Rep. Jefferson Indicted in Bribery Probe
Tuesday, June 5, 2007; 2:53 AM
WASHINGTON -- Louisiana congressman William Jefferson received more than $500,000 in bribes and sought millions more in nearly a dozen separate schemes to enrich himself by using his office to broker business deals in Africa, according to a federal indictment Monday.
The charges came almost two years after investigators raided Jefferson's home in Washington and found $90,000 in cash stuffed in his freezer.
The indictment lists 16 counts, including racketeering, soliciting bribes, wire fraud, money laundering, obstruction of justice and conspiracy. He faces a possible maximum sentence of 235 years.
He is the first U.S. official to face charges under the Foreign Corrupt Practices Act, which prohibits corporate bribery overseas.
Jefferson, through his lawyer, claimed innocence. He will be arraigned Friday in U.S. District Court in Alexandria.
The schemes were complicated and Jefferson set up front companies to hide the money and disburse it to family members, prosecutors said.
"But the essence of the charges are really very simple: Mr. Jefferson corruptly traded on his good office and on the Congress," said Chuck Rosenberg, the U.S. attorney in Alexandria.
House Speaker Nancy Pelosi is expected to push this week for Jefferson to be stripped of his seat on the Small Business Committee, according to a leadership aide who spoke on condition of anonymity because the decision had not yet been announced.
"If these charges are proven true, they constitute an egregious and unacceptable abuse of public trust and power," said Pelosi, D-Calif. "Democrats are committed to upholding a high ethical standard and eliminating corruption and unethical behavior from the Congress."
House Republican Leader John Boehner of Ohio said Jefferson should be expelled from Congress if he is found guilty and refuses to resign.
Jefferson, 60, whose congressional district includes New Orleans, has said little about the case publicly. He was re-elected last year despite the investigation.
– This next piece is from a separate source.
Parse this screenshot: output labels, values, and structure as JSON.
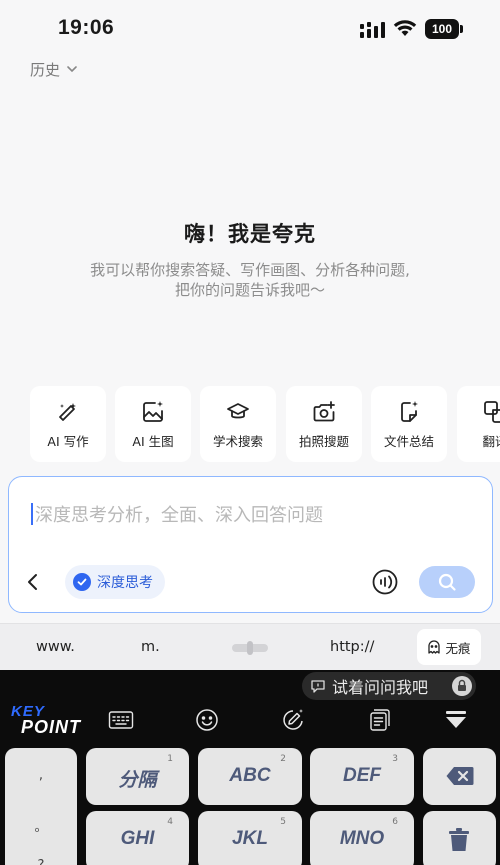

His lawyer, Robert Trout, on Monday called the indictment "lengthy and creative" and accused prosecutors of "trying to create an offense."